- _TASK REQUIREMENTS_: Reproduce the entries word for word, and omit any picture you find in them.

##### GIVEN DATA

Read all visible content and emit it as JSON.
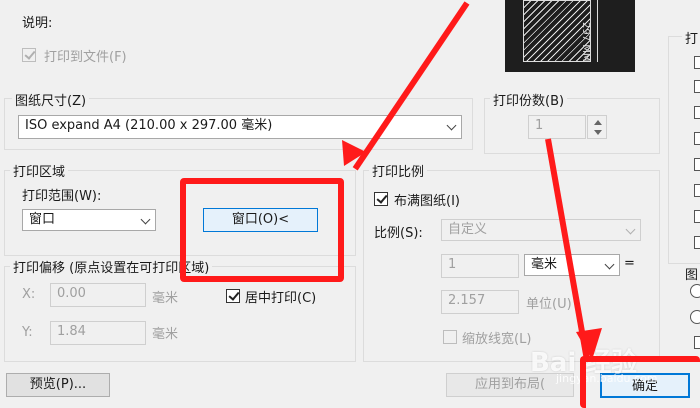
{
  "description_label": "说明:",
  "print_to_file": {
    "label": "打印到文件(F)",
    "checked": true
  },
  "preview_dim": "297 MM",
  "paper_size": {
    "title": "图纸尺寸(Z)",
    "value": "ISO expand A4 (210.00 x 297.00 毫米)"
  },
  "copies": {
    "title": "打印份数(B)",
    "value": "1"
  },
  "plot_area": {
    "title": "打印区域",
    "range_label": "打印范围(W):",
    "range_value": "窗口",
    "window_button": "窗口(O)<"
  },
  "plot_offset": {
    "title": "打印偏移 (原点设置在可打印区域)",
    "x_label": "X:",
    "x_value": "0.00",
    "x_unit": "毫米",
    "y_label": "Y:",
    "y_value": "1.84",
    "y_unit": "毫米",
    "center_label": "居中打印(C)",
    "center_checked": true
  },
  "plot_scale": {
    "title": "打印比例",
    "fit_label": "布满图纸(I)",
    "fit_checked": true,
    "scale_label": "比例(S):",
    "scale_value": "自定义",
    "value1": "1",
    "unit_value": "毫米",
    "equals": "=",
    "value2": "2.157",
    "unit_label": "单位(U)",
    "lineweights_label": "缩放线宽(L)"
  },
  "right_panel": {
    "title1": "打",
    "title2": "图"
  },
  "buttons": {
    "preview": "预览(P)...",
    "apply_layout": "应用到布局(",
    "ok": "确定"
  },
  "watermark": {
    "main": "Bai 经验",
    "sub": "jingyan.baidu.com"
  },
  "colors": {
    "accent_red": "#ff1a1a",
    "ok_border": "#0078d7"
  }
}
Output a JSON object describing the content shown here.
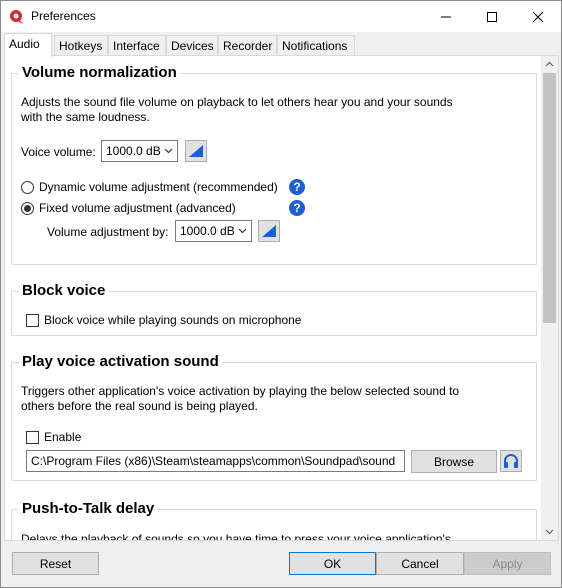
{
  "window": {
    "title": "Preferences"
  },
  "tabs": [
    {
      "label": "Audio",
      "active": true
    },
    {
      "label": "Hotkeys"
    },
    {
      "label": "Interface"
    },
    {
      "label": "Devices"
    },
    {
      "label": "Recorder"
    },
    {
      "label": "Notifications"
    }
  ],
  "volume_normalization": {
    "title": "Volume normalization",
    "description": "Adjusts the sound file volume on playback to let others hear you and your sounds with the same loudness.",
    "voice_volume_label": "Voice volume:",
    "voice_volume_value": "1000.0 dB",
    "dynamic_label": "Dynamic volume adjustment (recommended)",
    "fixed_label": "Fixed volume adjustment (advanced)",
    "selected": "fixed",
    "adjust_by_label": "Volume adjustment by:",
    "adjust_by_value": "1000.0 dB"
  },
  "block_voice": {
    "title": "Block voice",
    "checkbox_label": "Block voice while playing sounds on microphone",
    "checked": false
  },
  "voice_activation": {
    "title": "Play voice activation sound",
    "description": "Triggers other application's voice activation by playing the below selected sound to others before the real sound is being played.",
    "enable_label": "Enable",
    "enabled": false,
    "path_value": "C:\\Program Files (x86)\\Steam\\steamapps\\common\\Soundpad\\sound",
    "browse_label": "Browse"
  },
  "push_to_talk": {
    "title": "Push-to-Talk delay",
    "description": "Delays the playback of sounds so you have time to press your voice application's"
  },
  "footer": {
    "reset_label": "Reset",
    "ok_label": "OK",
    "cancel_label": "Cancel",
    "apply_label": "Apply"
  },
  "colors": {
    "accent_blue": "#1c5fd2",
    "app_icon_red": "#d32f2f"
  }
}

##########

- _SOLUTION FOR THIS TASK_:
Read all visible content and emit it as JSON.
{
  "description_label": "说明:",
  "print_to_file": {
    "label": "打印到文件(F)",
    "checked": true
  },
  "preview_dim": "297 MM",
  "paper_size": {
    "title": "图纸尺寸(Z)",
    "value": "ISO expand A4 (210.00 x 297.00 毫米)"
  },
  "copies": {
    "title": "打印份数(B)",
    "value": "1"
  },
  "plot_area": {
    "title": "打印区域",
    "range_label": "打印范围(W):",
    "range_value": "窗口",
    "window_button": "窗口(O)<"
  },
  "plot_offset": {
    "title": "打印偏移 (原点设置在可打印区域)",
    "x_label": "X:",
    "x_value": "0.00",
    "x_unit": "毫米",
    "y_label": "Y:",
    "y_value": "1.84",
    "y_unit": "毫米",
    "center_label": "居中打印(C)",
    "center_checked": true
  },
  "plot_scale": {
    "title": "打印比例",
    "fit_label": "布满图纸(I)",
    "fit_checked": true,
    "scale_label": "比例(S):",
    "scale_value": "自定义",
    "value1": "1",
    "unit_value": "毫米",
    "equals": "=",
    "value2": "2.157",
    "unit_label": "单位(U)",
    "lineweights_label": "缩放线宽(L)"
  },
  "right_panel": {
    "title1": "打",
    "title2": "图"
  },
  "buttons": {
    "preview": "预览(P)...",
    "apply_layout": "应用到布局(",
    "ok": "确定"
  },
  "watermark": {
    "main": "Bai 经验",
    "sub": "jingyan.baidu.com"
  },
  "colors": {
    "accent_red": "#ff1a1a",
    "ok_border": "#0078d7"
  }
}
Output a JSON object describing the content shown here.
{
  "window": {
    "title": "Preferences"
  },
  "tabs": [
    {
      "label": "Audio",
      "active": true
    },
    {
      "label": "Hotkeys"
    },
    {
      "label": "Interface"
    },
    {
      "label": "Devices"
    },
    {
      "label": "Recorder"
    },
    {
      "label": "Notifications"
    }
  ],
  "volume_normalization": {
    "title": "Volume normalization",
    "description": "Adjusts the sound file volume on playback to let others hear you and your sounds with the same loudness.",
    "voice_volume_label": "Voice volume:",
    "voice_volume_value": "1000.0 dB",
    "dynamic_label": "Dynamic volume adjustment (recommended)",
    "fixed_label": "Fixed volume adjustment (advanced)",
    "selected": "fixed",
    "adjust_by_label": "Volume adjustment by:",
    "adjust_by_value": "1000.0 dB"
  },
  "block_voice": {
    "title": "Block voice",
    "checkbox_label": "Block voice while playing sounds on microphone",
    "checked": false
  },
  "voice_activation": {
    "title": "Play voice activation sound",
    "description": "Triggers other application's voice activation by playing the below selected sound to others before the real sound is being played.",
    "enable_label": "Enable",
    "enabled": false,
    "path_value": "C:\\Program Files (x86)\\Steam\\steamapps\\common\\Soundpad\\sound",
    "browse_label": "Browse"
  },
  "push_to_talk": {
    "title": "Push-to-Talk delay",
    "description": "Delays the playback of sounds so you have time to press your voice application's"
  },
  "footer": {
    "reset_label": "Reset",
    "ok_label": "OK",
    "cancel_label": "Cancel",
    "apply_label": "Apply"
  },
  "colors": {
    "accent_blue": "#1c5fd2",
    "app_icon_red": "#d32f2f"
  }
}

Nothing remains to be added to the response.